When parties start to talk about future climate finance, they should refer to past experience. For example, we know that developed countries failed by 2020 to deliver on the existing USD 100 billion a year target for climate finance. We know that they have favoured mitigation above adaptation. We also know that most of the funds are counted as both climate finance and official development aid. Some worrying trends such as an increase in loan financing, including for adaptation, are evident.
“Climate finance is needed to enable climate action. With neither support nor investments, vulnerable countries will not be able to promote the green transition, ensure the necessary adaptation or rise above climate-induced loss and damage,” says ACT Alliance (Action by Churches Together) Moderator, Birgitte Qvist-Sørensen.
November 3rd is “climate finance day” at COP26, when ACT Alliance launches the new report Post 2025 Climate Finance Architecture Through a Climate Justice Lens.
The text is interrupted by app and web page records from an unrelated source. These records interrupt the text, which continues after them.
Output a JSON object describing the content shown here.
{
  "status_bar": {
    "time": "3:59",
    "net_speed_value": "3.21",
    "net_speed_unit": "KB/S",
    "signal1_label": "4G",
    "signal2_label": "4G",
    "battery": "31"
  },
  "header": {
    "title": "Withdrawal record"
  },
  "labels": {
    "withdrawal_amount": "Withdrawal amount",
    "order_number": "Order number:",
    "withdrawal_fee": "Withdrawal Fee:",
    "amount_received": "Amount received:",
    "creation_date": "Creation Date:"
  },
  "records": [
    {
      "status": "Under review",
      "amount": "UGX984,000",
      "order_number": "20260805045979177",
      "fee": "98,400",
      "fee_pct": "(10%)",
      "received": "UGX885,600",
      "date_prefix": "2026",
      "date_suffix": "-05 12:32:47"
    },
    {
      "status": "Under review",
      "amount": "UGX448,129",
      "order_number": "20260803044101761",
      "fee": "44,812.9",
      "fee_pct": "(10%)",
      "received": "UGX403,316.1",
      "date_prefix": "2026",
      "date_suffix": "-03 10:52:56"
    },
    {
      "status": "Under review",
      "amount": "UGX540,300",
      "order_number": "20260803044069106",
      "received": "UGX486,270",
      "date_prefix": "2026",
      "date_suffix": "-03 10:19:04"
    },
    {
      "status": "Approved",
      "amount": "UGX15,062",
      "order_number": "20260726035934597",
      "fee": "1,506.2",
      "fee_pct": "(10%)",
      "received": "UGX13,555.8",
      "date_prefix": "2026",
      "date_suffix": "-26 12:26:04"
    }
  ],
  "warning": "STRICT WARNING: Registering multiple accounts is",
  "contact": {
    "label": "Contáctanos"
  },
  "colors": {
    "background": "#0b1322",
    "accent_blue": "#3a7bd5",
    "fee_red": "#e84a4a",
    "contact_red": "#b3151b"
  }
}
The report assesses the climate finance which has been delivered until now and proposes a way forward for a new post-2025 finance decision.
“Most developed countries use ordinary development aid when they offer climate finance to developing countries. An increased focus on climate change, may thus lead to a reduced focus on other development needs. Any future climate finance agreement must ensure that climate finance is new and additional to development aid and that agreed-upon development aid is not undermined when the focus on climate finance increases,” says Rudelmar Bueno de Faria, General Secretary of ACT Alliance.
“It is evident that developed countries have not prioritised adaptation when they have allocated their climate finance. Any future target should therefore have a separate focus on adaptation finance.”
“The majority of existing climate finance is delivered as loans, but poor and vulnerable countries need grants, especially for adaptation. It is clear that any future finance decision should have targets for grants.”
“As acknowledged in the Paris agreement, people, communities and countries face climate-induced loss and damage. Efforts to help people to tackle these challenges are not covered by existing finance agreements, and loss and damage should be included in any future decision.”
“When parties are starting to negotiate about the future of climate finance, they should consider what has happened in the past. As shown in our report, there are many important lessons, and a new finance decision must ensure that support is delivered as promised,” adds Birgitte Qvist-Sørensen, ACT Alliance Moderator.
“When we talk about climate finance, we often focus on the numbers. However, we should also remember that there are people behind the numbers, and that every dollar spent on climate finance will help us tackle the climate crisis.”
CWS is a member of ACT Alliance.
November 4, 2021